In Paulus's defense the work had already undergone major revisions within the Gershwin's lifetime. Any producer seeing the "real one" has many versions to choose from. The three act opera from 1935, the two act musical from 1942, the two act opera from 1952, and various attempts to dial up or down the characters dialects. None of these versions diminish the power or importance of the work... though I wouldn't recommend doing it with an all white cast like they tried in Switzerland.

Here's Audra McDonald and Norm Lewis performing a medley at the 2012 Tony Awards.

Sunday, February 11, 2018

In Dahomey

The full plot includes farcial hijinx with a silver casket, three barrels of whiskey and a thwarted execution.

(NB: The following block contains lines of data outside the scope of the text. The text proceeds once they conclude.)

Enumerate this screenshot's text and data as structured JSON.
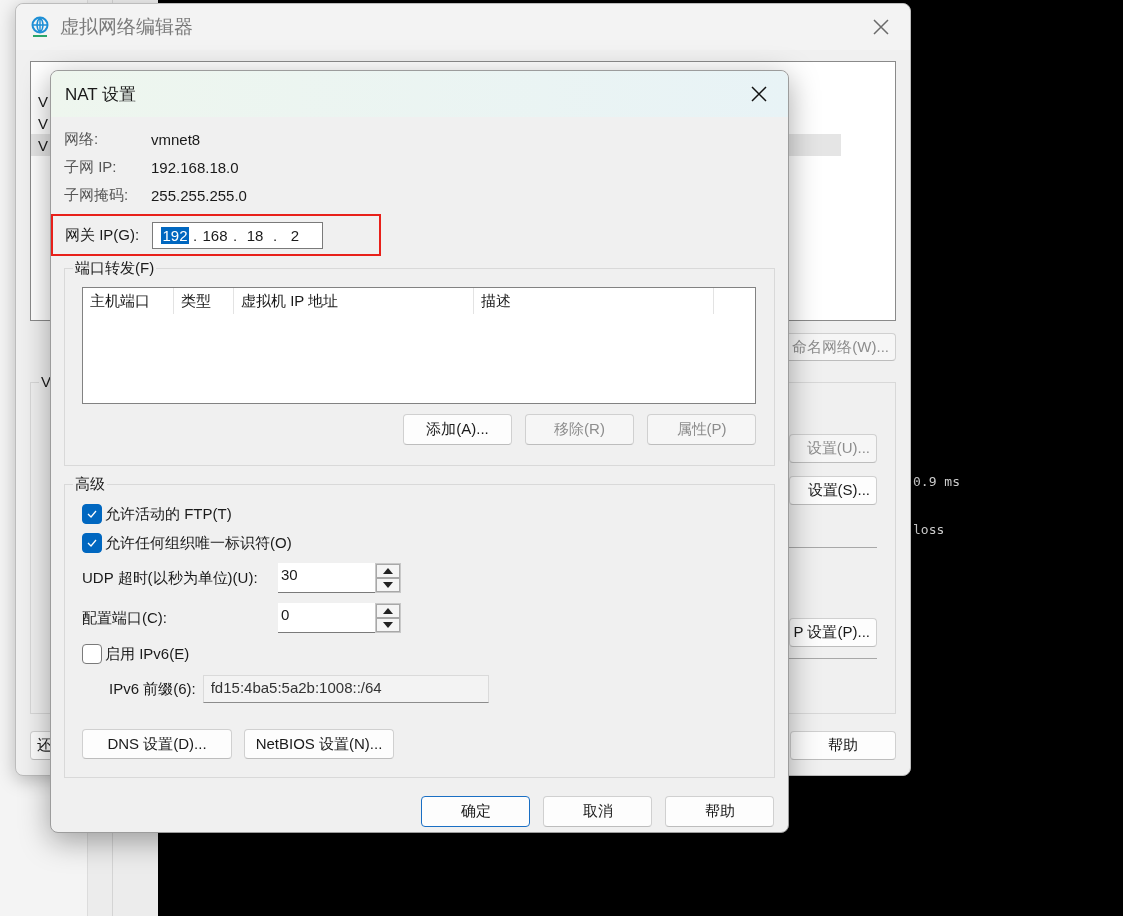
{
  "terminal": {
    "lines": [
      "0.9 ms",
      "loss"
    ]
  },
  "network_editor": {
    "title": "虚拟网络编辑器",
    "rows": [
      {
        "column_1": "V",
        "selected": false
      },
      {
        "column_1": "V",
        "selected": false
      },
      {
        "column_1": "V",
        "selected": true
      }
    ],
    "rename_button": {
      "label": "命名网络(W)...",
      "disabled": true
    },
    "group": {
      "title": "V",
      "buttons": [
        {
          "label": "设置(U)...",
          "disabled": true
        },
        {
          "label": "设置(S)...",
          "disabled": false
        },
        {
          "label": "P 设置(P)...",
          "disabled": false
        }
      ]
    },
    "footer_buttons": [
      {
        "label": "还"
      },
      {
        "label": "帮助"
      }
    ]
  },
  "nat_dialog": {
    "title": "NAT 设置",
    "info": [
      {
        "label": "网络:",
        "value": "vmnet8"
      },
      {
        "label": "子网 IP:",
        "value": "192.168.18.0"
      },
      {
        "label": "子网掩码:",
        "value": "255.255.255.0"
      }
    ],
    "gateway": {
      "label": "网关 IP(G):",
      "separator": ".",
      "highlighted": true,
      "octets": [
        {
          "value": "192",
          "selected": true
        },
        {
          "value": "168",
          "selected": false
        },
        {
          "value": "18",
          "selected": false
        },
        {
          "value": "2",
          "selected": false
        }
      ]
    },
    "port_forwarding": {
      "title": "端口转发(F)",
      "columns": [
        "主机端口",
        "类型",
        "虚拟机 IP 地址",
        "描述"
      ],
      "buttons": [
        {
          "label": "添加(A)...",
          "disabled": false
        },
        {
          "label": "移除(R)",
          "disabled": true
        },
        {
          "label": "属性(P)",
          "disabled": true
        }
      ]
    },
    "advanced": {
      "title": "高级",
      "checkboxes": [
        {
          "label": "允许活动的 FTP(T)",
          "checked": true
        },
        {
          "label": "允许任何组织唯一标识符(O)",
          "checked": true
        }
      ],
      "spinners": [
        {
          "label": "UDP 超时(以秒为单位)(U):",
          "value": "30"
        },
        {
          "label": "配置端口(C):",
          "value": "0"
        }
      ],
      "ipv6": {
        "label": "启用 IPv6(E)",
        "checked": false
      },
      "ipv6_prefix": {
        "label": "IPv6 前缀(6):",
        "value": "fd15:4ba5:5a2b:1008::/64"
      },
      "buttons": [
        {
          "label": "DNS 设置(D)..."
        },
        {
          "label": "NetBIOS 设置(N)..."
        }
      ]
    },
    "footer_buttons": [
      {
        "label": "确定",
        "default": true
      },
      {
        "label": "取消",
        "default": false
      },
      {
        "label": "帮助",
        "default": false
      }
    ]
  }
}
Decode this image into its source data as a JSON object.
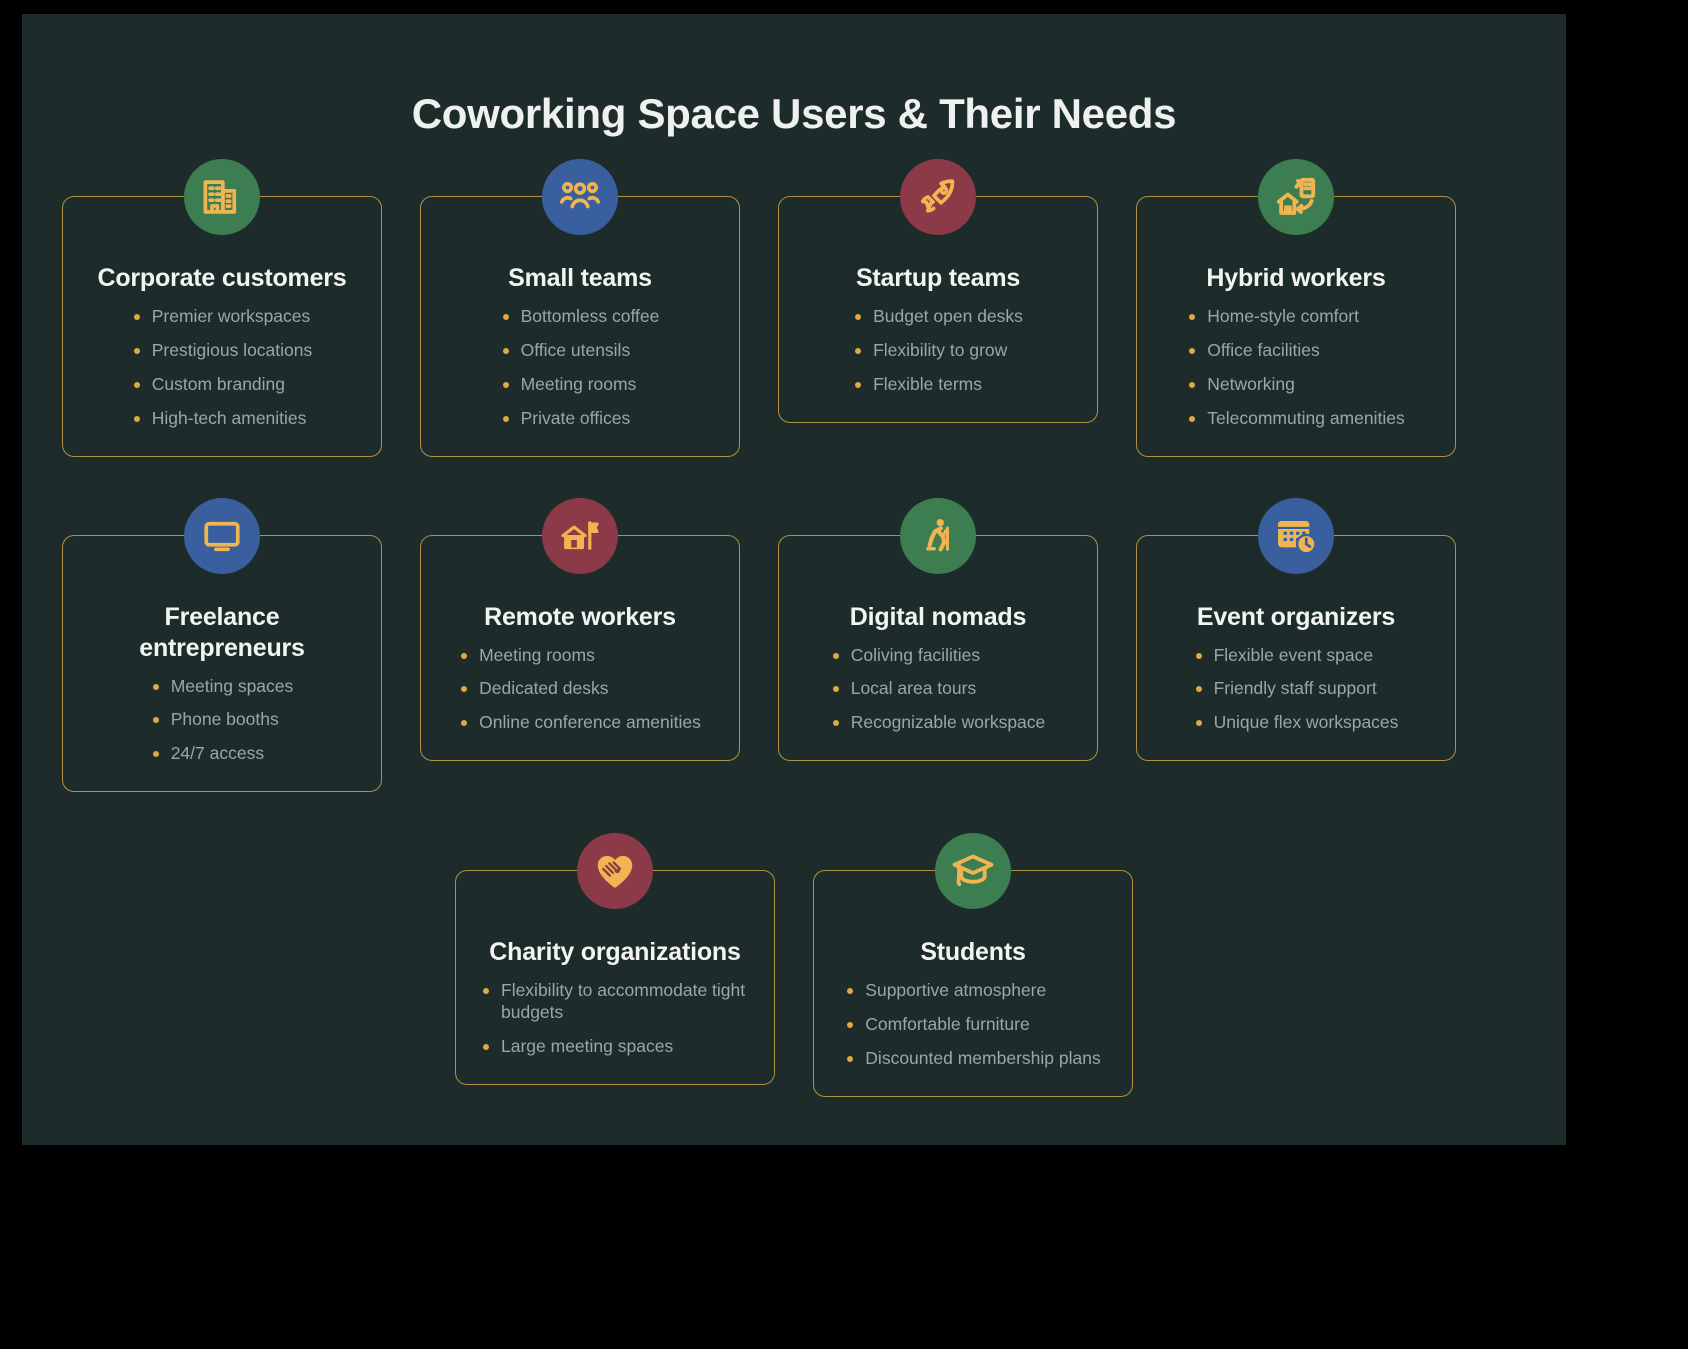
{
  "page": {
    "title": "Coworking Space Users & Their Needs",
    "background_color": "#1d2c2b",
    "outer_color": "#000000",
    "card_border_color": "#b09042",
    "bullet_color": "#e0a93f",
    "title_color": "#eef1ef",
    "body_text_color": "#9aa6a8"
  },
  "badge_colors": {
    "green": "#3d7d52",
    "blue": "#3a5f9e",
    "maroon": "#8c3a48",
    "icon": "#f0b450"
  },
  "rows": [
    {
      "cards": [
        {
          "title": "Corporate customers",
          "icon": "office-building-icon",
          "badge_color": "#3d7d52",
          "needs": [
            "Premier workspaces",
            "Prestigious locations",
            "Custom branding",
            "High-tech amenities"
          ]
        },
        {
          "title": "Small teams",
          "icon": "people-group-icon",
          "badge_color": "#3a5f9e",
          "needs": [
            "Bottomless coffee",
            "Office utensils",
            "Meeting rooms",
            "Private offices"
          ]
        },
        {
          "title": "Startup teams",
          "icon": "rocket-icon",
          "badge_color": "#8c3a48",
          "needs": [
            "Budget open desks",
            "Flexibility to grow",
            "Flexible terms"
          ]
        },
        {
          "title": "Hybrid workers",
          "icon": "home-office-exchange-icon",
          "badge_color": "#3d7d52",
          "needs": [
            "Home-style comfort",
            "Office facilities",
            "Networking",
            "Telecommuting amenities"
          ]
        }
      ]
    },
    {
      "cards": [
        {
          "title": "Freelance entrepreneurs",
          "icon": "laptop-icon",
          "badge_color": "#3a5f9e",
          "needs": [
            "Meeting spaces",
            "Phone booths",
            "24/7 access"
          ]
        },
        {
          "title": "Remote workers",
          "icon": "house-flag-icon",
          "badge_color": "#8c3a48",
          "needs": [
            "Meeting rooms",
            "Dedicated desks",
            "Online conference amenities"
          ]
        },
        {
          "title": "Digital nomads",
          "icon": "hiker-icon",
          "badge_color": "#3d7d52",
          "needs": [
            "Coliving facilities",
            "Local area tours",
            "Recognizable workspace"
          ]
        },
        {
          "title": "Event organizers",
          "icon": "calendar-clock-icon",
          "badge_color": "#3a5f9e",
          "needs": [
            "Flexible event space",
            "Friendly staff support",
            "Unique flex workspaces"
          ]
        }
      ]
    },
    {
      "cards": [
        {
          "title": "Charity organizations",
          "icon": "handshake-heart-icon",
          "badge_color": "#8c3a48",
          "needs": [
            "Flexibility to accommodate tight budgets",
            "Large meeting spaces"
          ]
        },
        {
          "title": "Students",
          "icon": "graduation-cap-icon",
          "badge_color": "#3d7d52",
          "needs": [
            "Supportive atmosphere",
            "Comfortable furniture",
            "Discounted membership plans"
          ]
        }
      ]
    }
  ]
}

George Walker and Bert Williams formed a vaudeville act in 1893 and toured the United States for over a decade. In 1902 they teamed up with composers Cecil Mack and Will Marion Cook to craft their act into the musical comedy In Dahomey. The show moved to Broadway in 1903. After 53 performances in New York the show toured the U.S. and London. It has been billed as "the first African-American-written musical to play a New York legit theatre.”

I've read several conflicting summaries of the plot. It was primarily a satire of colonialism that allowed Walker and Williams to play the con man/straight man pairing from their vaudeville routines. The show allowed the audience to pick a winning couple in a cakewalk dance and gave Williams his trademark song "The Jonah Man." Walker used the partnerships he made to found "an organization for African-American professional entertainers in 1908."